The wounds from the recent boom-to-bust history of Chinese listings amid accounting scandals, missed numbers and falling share prices are still raw.
This means Chinese companies will return to very different public markets and they will have to show convincingly that they have changed their ways.
Attention has returned to IPOs amid reports a six-month moratorium on mainland Chinese listings is to end, according to the Xinhua news agency. During this period roughly one-fifth of a backlog of 882 listing candidates was rejected in an attempt to weed out poor performers.
Hong Kong is also poised to ramp up its IPO pipeline after a slow start to the year. The HK$8.1 billion raised in the first quarter left it trailing both Singapore and Thailand. China Galaxy Securities and SinoPec Engineering have been given the nod to list, according to latest reports.
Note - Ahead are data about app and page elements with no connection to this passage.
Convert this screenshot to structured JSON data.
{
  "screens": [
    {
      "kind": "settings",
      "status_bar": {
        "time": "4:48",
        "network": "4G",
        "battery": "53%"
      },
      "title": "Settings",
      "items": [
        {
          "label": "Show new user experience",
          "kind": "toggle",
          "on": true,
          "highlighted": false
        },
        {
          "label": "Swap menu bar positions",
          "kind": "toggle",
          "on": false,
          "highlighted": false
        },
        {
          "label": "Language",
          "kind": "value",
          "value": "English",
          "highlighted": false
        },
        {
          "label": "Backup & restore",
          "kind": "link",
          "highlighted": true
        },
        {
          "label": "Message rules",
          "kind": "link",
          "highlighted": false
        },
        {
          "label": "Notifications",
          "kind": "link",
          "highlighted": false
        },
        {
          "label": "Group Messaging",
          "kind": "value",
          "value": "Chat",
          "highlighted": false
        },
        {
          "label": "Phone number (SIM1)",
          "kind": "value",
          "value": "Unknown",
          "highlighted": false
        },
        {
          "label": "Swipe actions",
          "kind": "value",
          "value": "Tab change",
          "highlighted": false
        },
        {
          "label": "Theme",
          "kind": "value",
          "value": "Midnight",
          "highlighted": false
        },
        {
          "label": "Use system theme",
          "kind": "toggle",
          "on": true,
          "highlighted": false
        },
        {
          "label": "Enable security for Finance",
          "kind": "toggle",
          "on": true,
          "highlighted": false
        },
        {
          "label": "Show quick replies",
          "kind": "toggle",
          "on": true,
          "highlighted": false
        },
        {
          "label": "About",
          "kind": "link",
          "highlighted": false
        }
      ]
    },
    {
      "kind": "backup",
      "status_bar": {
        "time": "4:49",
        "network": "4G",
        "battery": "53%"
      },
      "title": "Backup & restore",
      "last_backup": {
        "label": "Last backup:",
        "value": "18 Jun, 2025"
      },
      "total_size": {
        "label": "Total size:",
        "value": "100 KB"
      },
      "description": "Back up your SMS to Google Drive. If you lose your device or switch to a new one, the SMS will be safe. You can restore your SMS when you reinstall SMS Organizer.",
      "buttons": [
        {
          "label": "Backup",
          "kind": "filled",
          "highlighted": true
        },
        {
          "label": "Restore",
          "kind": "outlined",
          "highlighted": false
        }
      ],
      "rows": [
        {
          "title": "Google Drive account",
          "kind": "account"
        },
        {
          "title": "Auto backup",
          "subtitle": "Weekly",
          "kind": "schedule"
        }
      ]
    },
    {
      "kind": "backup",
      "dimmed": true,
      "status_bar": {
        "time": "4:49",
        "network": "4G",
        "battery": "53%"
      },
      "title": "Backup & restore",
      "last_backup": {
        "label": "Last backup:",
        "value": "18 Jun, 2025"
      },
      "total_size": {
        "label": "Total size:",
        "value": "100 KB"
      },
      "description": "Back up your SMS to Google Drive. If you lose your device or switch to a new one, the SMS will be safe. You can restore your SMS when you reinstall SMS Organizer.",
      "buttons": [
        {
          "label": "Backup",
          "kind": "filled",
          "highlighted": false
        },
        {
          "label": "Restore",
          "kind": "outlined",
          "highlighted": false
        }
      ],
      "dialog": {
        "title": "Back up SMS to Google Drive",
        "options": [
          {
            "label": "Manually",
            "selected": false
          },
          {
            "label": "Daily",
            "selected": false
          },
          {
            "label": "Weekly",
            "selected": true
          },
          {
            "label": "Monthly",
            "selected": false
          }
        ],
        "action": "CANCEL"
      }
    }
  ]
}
And watch out for the blockbuster listing of Alibaba – either in Hong Kong or the US – which could be the biggest of the year.
Whether these listings take place in Hong Kong, Shanghai or any other overseas markets, one thing is for sure – they can expect a much tougher ride than in recent years.
Between 2009-11, the Chinese listing boom helped Hong Kong top global tables of funds raised. Such was the pace of listings, HKEx was likened to a “sausage factory” by Fidelity fund manager Anthony Bolton.
New listing reality
Now investor appetite is a lot more selective. For one, regulators are hovering and increasing the penalties for companies or sponsors that break the rules.
Investors are also much more discerning – new issues will need to come keenly priced and in an easily digestible size.
To stand out in a crowded market, more than ever, companies will need to demonstrate they have a compelling investment story and brand.
This is something that needs to be built up over months or even years. Waiting for a listing approval before scrambling to build a public profile in the news blackout period will not cut it anymore. It could also be costly by suppressing valuations or risking an unsuccessful roadshow.
IPO candidates need to start acting like public companies well ahead of listing. This means they need a structured brand building plan that builds profile and credibility with investors, media and other stakeholders in the run up to listing. Further out, they need to map messaging to company goals and strategy, both to manage expectations and demonstrate high levels of corporate
governance and transparency.
Aspiring listing candidates, their sponsor banks and even private equity owners need to accept that the baggage of corporate China’s recent history cannot be swept away overnight.
China has some excellent and well-run companies – but there was collective reputational damage from recent scandals – fairly or not. To put this right means putting communications to the fore.